Work instructions
Among the records below, determine how many lines have the word "artist" in them; output only the number.

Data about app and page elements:
# # # # # # #
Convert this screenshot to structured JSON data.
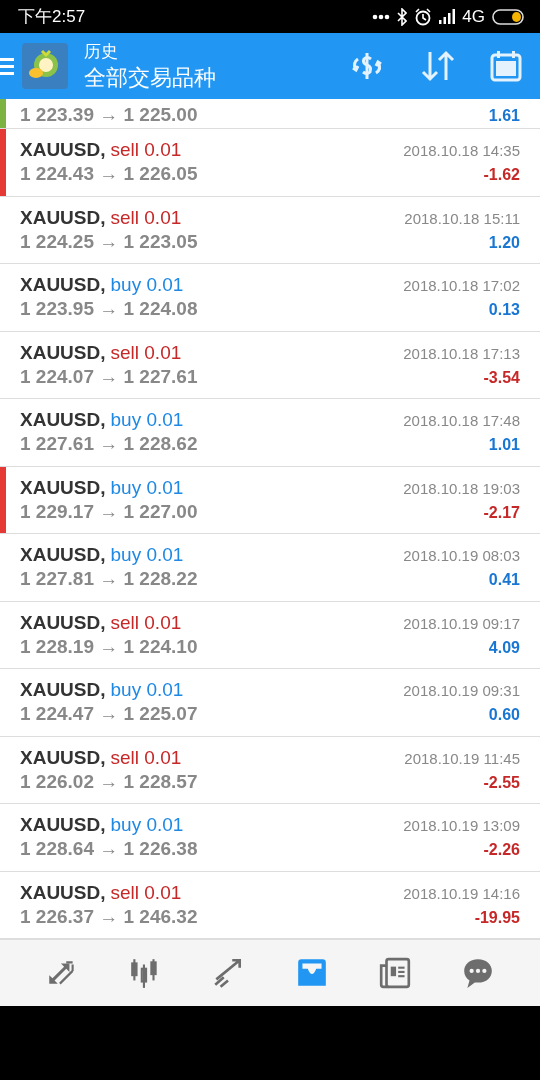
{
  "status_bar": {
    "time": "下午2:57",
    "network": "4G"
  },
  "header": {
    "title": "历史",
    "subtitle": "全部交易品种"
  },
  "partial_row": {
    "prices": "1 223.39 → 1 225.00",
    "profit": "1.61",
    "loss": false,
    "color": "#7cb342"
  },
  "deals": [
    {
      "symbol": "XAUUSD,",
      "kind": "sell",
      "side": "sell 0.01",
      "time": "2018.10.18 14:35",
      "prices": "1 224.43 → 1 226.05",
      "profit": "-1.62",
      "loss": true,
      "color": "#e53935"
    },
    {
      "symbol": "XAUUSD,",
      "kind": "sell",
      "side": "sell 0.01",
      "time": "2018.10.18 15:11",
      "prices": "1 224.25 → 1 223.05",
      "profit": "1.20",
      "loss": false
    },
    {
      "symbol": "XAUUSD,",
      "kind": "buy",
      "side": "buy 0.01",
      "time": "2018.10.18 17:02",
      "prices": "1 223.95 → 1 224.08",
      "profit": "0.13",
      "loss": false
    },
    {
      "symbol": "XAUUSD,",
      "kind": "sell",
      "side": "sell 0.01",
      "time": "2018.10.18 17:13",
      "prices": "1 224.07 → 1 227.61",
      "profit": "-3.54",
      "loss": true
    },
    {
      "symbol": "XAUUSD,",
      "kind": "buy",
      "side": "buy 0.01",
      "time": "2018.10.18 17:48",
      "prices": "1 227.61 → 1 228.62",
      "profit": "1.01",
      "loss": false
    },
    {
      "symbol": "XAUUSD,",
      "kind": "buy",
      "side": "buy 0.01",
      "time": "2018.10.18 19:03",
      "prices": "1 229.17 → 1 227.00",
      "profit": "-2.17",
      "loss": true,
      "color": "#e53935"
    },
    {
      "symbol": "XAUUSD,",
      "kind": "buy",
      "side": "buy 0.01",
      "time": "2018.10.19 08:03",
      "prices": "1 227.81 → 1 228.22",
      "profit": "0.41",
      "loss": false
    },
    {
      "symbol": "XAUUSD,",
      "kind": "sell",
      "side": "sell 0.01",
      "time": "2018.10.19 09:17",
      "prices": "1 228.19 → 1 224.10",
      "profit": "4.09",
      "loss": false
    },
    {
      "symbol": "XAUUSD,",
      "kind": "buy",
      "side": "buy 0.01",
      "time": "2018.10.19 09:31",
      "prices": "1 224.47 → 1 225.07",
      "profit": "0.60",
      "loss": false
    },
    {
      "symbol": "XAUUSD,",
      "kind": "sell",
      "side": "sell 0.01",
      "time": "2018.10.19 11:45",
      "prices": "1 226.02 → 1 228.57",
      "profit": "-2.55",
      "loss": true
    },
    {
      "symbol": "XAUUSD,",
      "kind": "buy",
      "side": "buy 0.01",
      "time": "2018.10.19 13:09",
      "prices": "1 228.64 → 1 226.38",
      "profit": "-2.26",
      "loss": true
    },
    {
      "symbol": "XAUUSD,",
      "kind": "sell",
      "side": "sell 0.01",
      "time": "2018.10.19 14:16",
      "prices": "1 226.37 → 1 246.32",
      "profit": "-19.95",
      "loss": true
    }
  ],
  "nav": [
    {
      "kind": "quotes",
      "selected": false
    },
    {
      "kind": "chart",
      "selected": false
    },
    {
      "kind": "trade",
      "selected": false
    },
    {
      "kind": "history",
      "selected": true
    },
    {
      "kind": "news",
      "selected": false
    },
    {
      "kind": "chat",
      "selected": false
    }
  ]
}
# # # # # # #
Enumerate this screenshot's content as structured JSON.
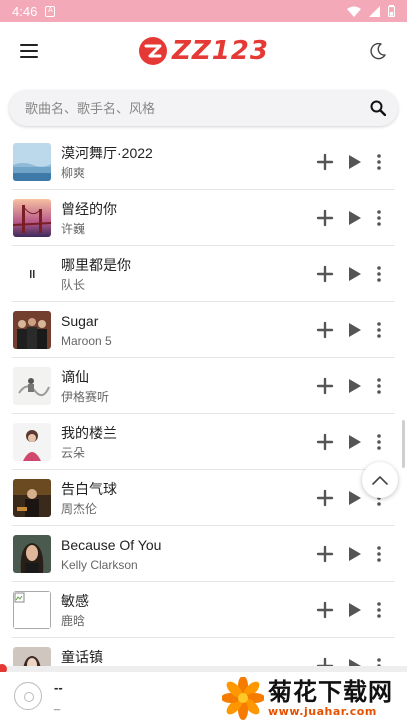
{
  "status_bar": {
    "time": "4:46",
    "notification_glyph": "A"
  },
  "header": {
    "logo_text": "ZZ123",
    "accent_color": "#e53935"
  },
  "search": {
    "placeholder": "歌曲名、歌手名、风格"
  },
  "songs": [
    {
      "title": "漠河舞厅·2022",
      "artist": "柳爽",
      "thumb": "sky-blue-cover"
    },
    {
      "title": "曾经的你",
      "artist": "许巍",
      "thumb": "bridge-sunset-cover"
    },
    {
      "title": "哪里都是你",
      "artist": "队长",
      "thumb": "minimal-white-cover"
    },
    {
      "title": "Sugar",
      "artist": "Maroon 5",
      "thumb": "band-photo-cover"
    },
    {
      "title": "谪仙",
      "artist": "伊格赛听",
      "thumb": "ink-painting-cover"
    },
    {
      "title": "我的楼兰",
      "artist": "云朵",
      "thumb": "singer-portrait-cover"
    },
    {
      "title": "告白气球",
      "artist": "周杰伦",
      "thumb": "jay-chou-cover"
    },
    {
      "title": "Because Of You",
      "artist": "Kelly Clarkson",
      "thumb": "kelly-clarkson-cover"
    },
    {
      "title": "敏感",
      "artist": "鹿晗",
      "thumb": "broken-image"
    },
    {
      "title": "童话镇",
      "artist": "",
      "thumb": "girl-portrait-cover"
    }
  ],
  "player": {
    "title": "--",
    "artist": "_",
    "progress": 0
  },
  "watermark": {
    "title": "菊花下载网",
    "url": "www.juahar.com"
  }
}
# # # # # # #
Result
11